Thornton Parsons: On "Bells for John Whiteside's Daughter"

A plausible fiction sustained by an exactly appropriate narrator accounts for the parallel success of "Bells for John Whiteside's Daughter." "Little body" in the first line is perilously close to obvious pathos, but this effect is counteracted by the word "speed," which begins an important motif. The reader's accruing sense of loss in "Dead Boy" is gleaned through the negative impression of the narrator, and a similar technique is used in this poem. The narrator, again, is capable of a considerable emotional distance from the death. He is astonished at the quietness that can come over, has come over, the little girl whose energetic noisiness had disturbed him so much.

"Lightness in her footfall' is a delicate suggestion of gracefulness--a quiet way to make the girl attractive before the parallels to "speed" are brought in. She was graceful, but she was vigorous and clamorous even when playing by herself. The conceit of warfare conveys this emphasis: "Her wars were bruited"; "she took arms against her shadow"; she "harried" the geese. The narrator's annoyance by the rude disturbance of placidity is projected upon the geese, "Who cried in goose, Alas." The lovely, gently surrealistic image of serenity--geese presented as a diaphanous snow-cloud passively dripping whiteness on the grass, geese that have "noon apple-dreams"--is abruptly dispersed by the indefatigable girl who converts them into scuttling, goose-stepping soldiers.

Here is a rich and complex controlling of the tone. The finely attenuated feeling of harassment in the narrator is achieved by hyperbole--an extravagant figure for peacefulness followed by an extravagant contrasting figure for clamor. This is the narrator’s central memory of the dead girl: her enormous ability to shatter placidity. It justifies the use of the word "Astonishes." It is hard to credit the stillness of the little girl now in the coffin.

Precisely chosen language is the elusive strength of the concluding stanza. Direct statements about the dead girl are terse and restrained, and the horror of death is implicit. "Brown study" is an effective euphemism for death because it has an ironic relevance to the personality of the girl alive; during her energetic life, the quiet, pensive mood seemed as unnatural for her as now seems the reality that so much clamorous liveliness could be permanently stilled. "Vexed" is exquisitely attuned to the narrator’s emotional perspective. He is not outraged, not overwhelmed. He was resignedly distressed by her noisiness when alive, and be is resignedly distressed by her temperamentally unnatural repose in death. The implication is that death itself is vexatious to human beings. This is close to our usual attitude toward it, our recurring sense of uneasiness that our lives logically imply deaths some time in the future; and, though we grow accustomed to the inevitability, it is vaguely annoying.

The motionlessness of the violently active girl has made her survivors motionless, has "sternly stopped' them, has made them confront death directly and definitely. "Primly propped" ends the poem with the emphasis upon the unnaturalness, the excessive formality, of the girl's appearance. This phrase conveys quietly and implicitly more horror than an indignant outburst would.
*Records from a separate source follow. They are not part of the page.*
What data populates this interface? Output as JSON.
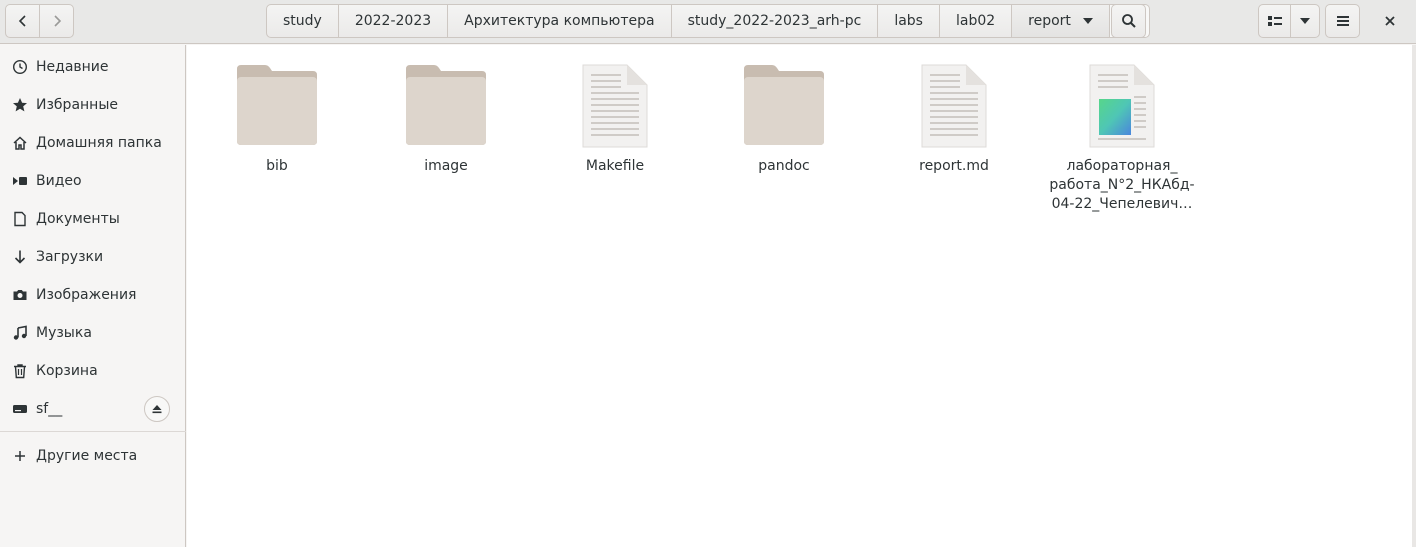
{
  "header": {
    "path": [
      "study",
      "2022-2023",
      "Архитектура компьютера",
      "study_2022-2023_arh-pc",
      "labs",
      "lab02",
      "report"
    ]
  },
  "sidebar": {
    "items": [
      {
        "label": "Недавние",
        "icon": "clock-icon"
      },
      {
        "label": "Избранные",
        "icon": "star-icon"
      },
      {
        "label": "Домашняя папка",
        "icon": "home-icon"
      },
      {
        "label": "Видео",
        "icon": "video-icon"
      },
      {
        "label": "Документы",
        "icon": "document-icon"
      },
      {
        "label": "Загрузки",
        "icon": "download-icon"
      },
      {
        "label": "Изображения",
        "icon": "camera-icon"
      },
      {
        "label": "Музыка",
        "icon": "music-icon"
      },
      {
        "label": "Корзина",
        "icon": "trash-icon"
      },
      {
        "label": "sf__",
        "icon": "drive-icon"
      }
    ],
    "other_places": "Другие места"
  },
  "files": [
    {
      "name": "bib",
      "type": "folder"
    },
    {
      "name": "image",
      "type": "folder"
    },
    {
      "name": "Makefile",
      "type": "text"
    },
    {
      "name": "pandoc",
      "type": "folder"
    },
    {
      "name": "report.md",
      "type": "text"
    },
    {
      "name": "лабораторная_ работа_N°2_НКАбд-04-22_Чепелевич…",
      "type": "document-image"
    }
  ],
  "colors": {
    "folder": "#d8cfc6",
    "folder_tab": "#c8bcb0",
    "text_page": "#f2f1f0"
  }
}
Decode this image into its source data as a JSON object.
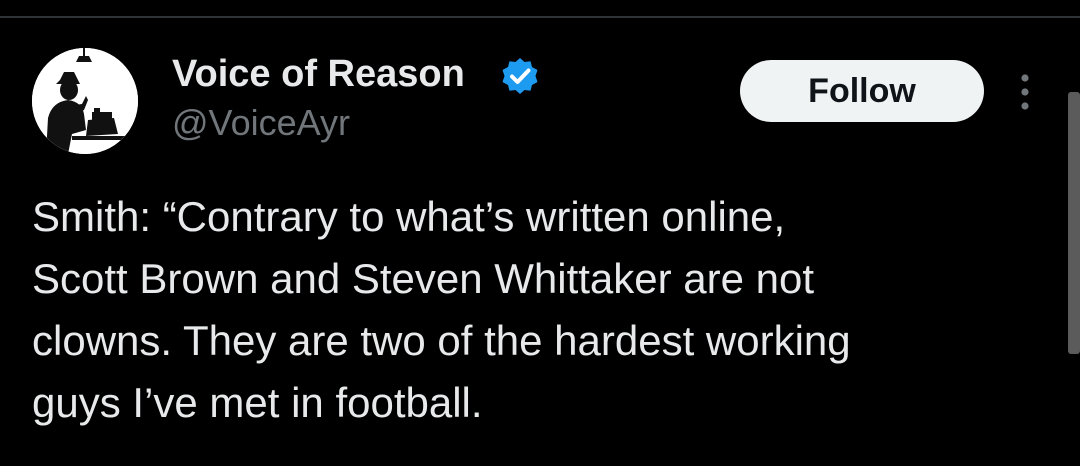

It is the culmination of a strong and clear pathos that has been won by deft indirection; it is pathos under control, arrived at by dramatically working through the data of speed, energy, noise--and the vacuum left by death.

A little girl's death could readily entail a crude and trite pathos, but Ransom skillfully avoids it by limiting the reader’s view of the girl to the narrator's version of her. A vivid picture of her in a characteristic moment of her life is presented in language formalized enough to keep us detached, to keep us from empathizing her persona purely: "the tireless heart within the little / Lady with rod." The adult's perspective upon her is consistent to the end. There are no technical "tricks," as in "Janet Waking" and "Here Lies a Lady," to damage the fiction and to remind us of Ransom's decorous vigilance or vigilant decorum. The fiction is superbly integrated with a consistent perspective. The technique subserves the evocation of an appropriate pathos.